With just one day to go until May Day, the Occupy-planned general strike remains a largely unknown quantity. How many people will skip work to take to the streets? The Occupy call, which has gained support from numerous labor and immigrant justice groups, reads “No Work, No School, No Housework, No Shopping. Take the streets!” It’s just a matter of hours before we see whether and how it will be answered.
I have written here at some length against judging this May Day by standards of traditional general strikes — not seen in the U.S. since the 1940s — or contemporary mass strikes in Europe, where unions have not been politically pummeled into weakness, as they have in this country. And although pundits are looking at May Day as a referendum on Occupy’s relevance, it’s unclear what success in this case means or would look like.

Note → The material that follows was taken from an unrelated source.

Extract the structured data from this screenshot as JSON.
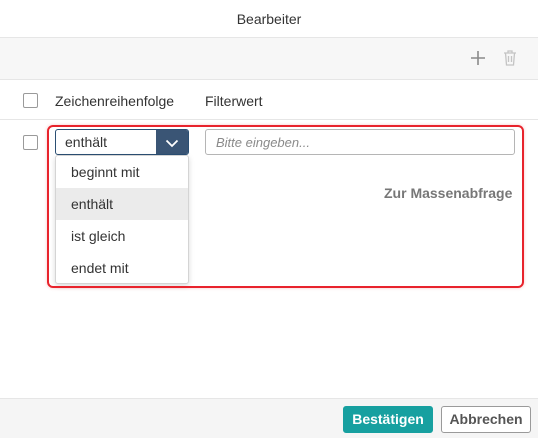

Marches (both permitted and un-permitted), free meals, teach-ins, college student and high-school walkouts and roving dance parties have been scheduled in 115 cities around the country. Rage Against the Machine guitarist Tom Morello and other well known musicians will be joining a “guitarmy” — 1,000 guitarists marching (and strumming) from New York City’s midtown to Union Square. Clearly, the general strike organizers in New York are less interested in affirming the strength or relevance of a movement than they are in experimenting with new tactics. Still, there’s a feeling that somehow, and in some bold way, it’s got to be big.